Kevin’s Story: Connecting and Counting Communities During COVID-19

Earlier this year, Kevin Hoang Pham, of Silver Spring, MD, was at a low point, mentally. He had tested positive for COVID and became stressed that he had inadvertently passed it on to his family members.

Kevin’s mom Linh and stepdad Duong brought food to his window every day while he was sick with COVID.

But in that time of severe anxiety, Kevin was reminded of the power of love and connection. “In the period of two weeks I was in quarantine, my parents brought food up to my window every single day,” Kevin shared, adding that he is a recent college graduate living with housemates. “In a moment where I was experiencing an emotional low, I knew my mom and stepdad would come at the end of the day, bring really good food for me, and check in on me. It made me feel really seen and taken care of. It made me feel really loved.”

These days Kevin is ensuring that members of historically overlooked, hard-to-count communities, including Southeast Asian American communities, are also seen — through the census. As a 2020 Census enumerator, Kevin has been knocking door to door, in neighborhoods, housing developments, and apartment complexes, traveling to households who have not yet responded and helping them fill out the questionnaire. At the time of this interview, Kevin was gearing up to travel to adjacent counties that did not have enough enumerators to complete canvassing.

Communities that are usually undercounted, like undocumented communities or SEAA communities, are going to be even more undercounted. People are afraid to even open their doors when I’m knocking.

Working as an enumerator during the pandemic, at the top of Kevin’s mind is language accessibility and how it impacts his Vietnamese community. “Because of my job, I’m thinking a lot about how this census is going to be the most inaccurate census because of COVID,” he said. “Communities that are usually undercounted, like undocumented communities or SEAA communities, are going to be even more undercounted. People are afraid to even open their doors when I’m knocking.”

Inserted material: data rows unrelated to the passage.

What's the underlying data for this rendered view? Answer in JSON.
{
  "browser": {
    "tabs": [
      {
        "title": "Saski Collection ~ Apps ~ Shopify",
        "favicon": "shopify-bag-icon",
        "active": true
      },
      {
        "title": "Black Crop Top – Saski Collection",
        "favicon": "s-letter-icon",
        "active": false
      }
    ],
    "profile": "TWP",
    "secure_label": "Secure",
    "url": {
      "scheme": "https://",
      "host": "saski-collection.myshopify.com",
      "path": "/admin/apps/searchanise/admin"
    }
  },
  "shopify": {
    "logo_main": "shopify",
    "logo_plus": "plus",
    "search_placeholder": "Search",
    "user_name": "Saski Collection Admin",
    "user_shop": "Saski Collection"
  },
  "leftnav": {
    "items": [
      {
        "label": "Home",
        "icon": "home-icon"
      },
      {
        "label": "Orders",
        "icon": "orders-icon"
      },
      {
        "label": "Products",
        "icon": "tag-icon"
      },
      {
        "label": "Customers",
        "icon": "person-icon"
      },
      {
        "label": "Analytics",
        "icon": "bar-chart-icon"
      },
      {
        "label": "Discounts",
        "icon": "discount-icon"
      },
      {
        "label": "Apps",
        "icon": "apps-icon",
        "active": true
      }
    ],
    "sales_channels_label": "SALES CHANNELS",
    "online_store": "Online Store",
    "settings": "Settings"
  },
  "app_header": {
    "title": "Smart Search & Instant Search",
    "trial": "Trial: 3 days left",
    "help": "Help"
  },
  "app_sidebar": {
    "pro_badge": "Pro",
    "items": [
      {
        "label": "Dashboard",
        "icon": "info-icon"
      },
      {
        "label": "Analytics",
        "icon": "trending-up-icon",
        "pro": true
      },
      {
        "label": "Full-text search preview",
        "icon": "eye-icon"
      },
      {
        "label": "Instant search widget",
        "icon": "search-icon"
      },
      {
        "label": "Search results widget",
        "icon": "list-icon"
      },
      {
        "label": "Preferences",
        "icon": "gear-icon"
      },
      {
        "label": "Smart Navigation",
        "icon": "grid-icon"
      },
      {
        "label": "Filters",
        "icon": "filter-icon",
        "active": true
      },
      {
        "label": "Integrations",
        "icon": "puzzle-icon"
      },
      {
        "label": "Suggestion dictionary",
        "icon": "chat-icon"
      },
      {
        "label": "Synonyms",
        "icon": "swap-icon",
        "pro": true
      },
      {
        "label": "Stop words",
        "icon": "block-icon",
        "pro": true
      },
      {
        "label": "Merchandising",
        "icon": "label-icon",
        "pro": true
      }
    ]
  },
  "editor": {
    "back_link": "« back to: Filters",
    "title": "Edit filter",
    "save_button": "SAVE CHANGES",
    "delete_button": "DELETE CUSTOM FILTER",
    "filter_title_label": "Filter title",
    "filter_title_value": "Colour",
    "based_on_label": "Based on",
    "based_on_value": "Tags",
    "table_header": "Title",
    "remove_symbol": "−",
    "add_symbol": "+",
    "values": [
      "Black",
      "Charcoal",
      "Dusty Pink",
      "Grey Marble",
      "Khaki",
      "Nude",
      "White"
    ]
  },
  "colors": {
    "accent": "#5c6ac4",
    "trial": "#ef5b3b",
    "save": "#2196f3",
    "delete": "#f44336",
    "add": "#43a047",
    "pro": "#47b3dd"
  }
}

Among those who do open their doors, Kevin has noticed that many people whose English is their first language are either uninterested or do not know what the census is. “For folks who speak more than one language, the word ‘census’ — they don’t even know what it is,” Kevin explains. To address this issue, the US Census Bureau developed a resource sheet for canvassers with two sentences translated in 20 languages: I work for the US Census Bureau. Is there anyone who speaks English I can talk with? “After I received this resource sheet, people can understand, and they let me enumerate. It’s related to language access — the basis of it is people knowing why you’re there in the first place.”

In his downtime from his job with the Census Bureau, Kevin has combatted the pandemic’s social isolation by enjoying the company of a cute, affectionate, and feline guest. “My foster cat, Nacho, has been so good to me,” Kevin said. “I’ve been able to hang out with friends outside, but I haven’t physically entered a friend’s home since COVID. Just having an animal that constantly wants to cuddle with me, is good for my mental health.

Kevin’s newest foster cat Kiwi


Kevin says he was motivated to apply to become a census enumerator after attending SEARAC’s Moving Mountains Equity Summit in Sacramento last October, when he listened to a plenary that included Sonny Lê, partnership specialist from the US Census Bureau. “I thought it was fascinating work because I graduated back in March, and it perfectly aligned with the next stage of something I could do before finding a full-time job,” he said, adding that he has both Vietnamese and Arabic proficiency. Later, Kevin worked with NAKASEC as a canvasser, calling members of the Vietnamese community to remind them about the census. “I must have called hundreds of households,” Kevin said. “It was a great experience because I got to develop my Vietnamese vocab and also outreach to the Vietnamese population that is usually undercounted for the census.”

According to the US Census, it continues to accept applications for part-time positions. Apply today to make sure all communities are counted.

For more information on the 2020 Census and what you can do to help get out the count, visit SEARAC’s census website.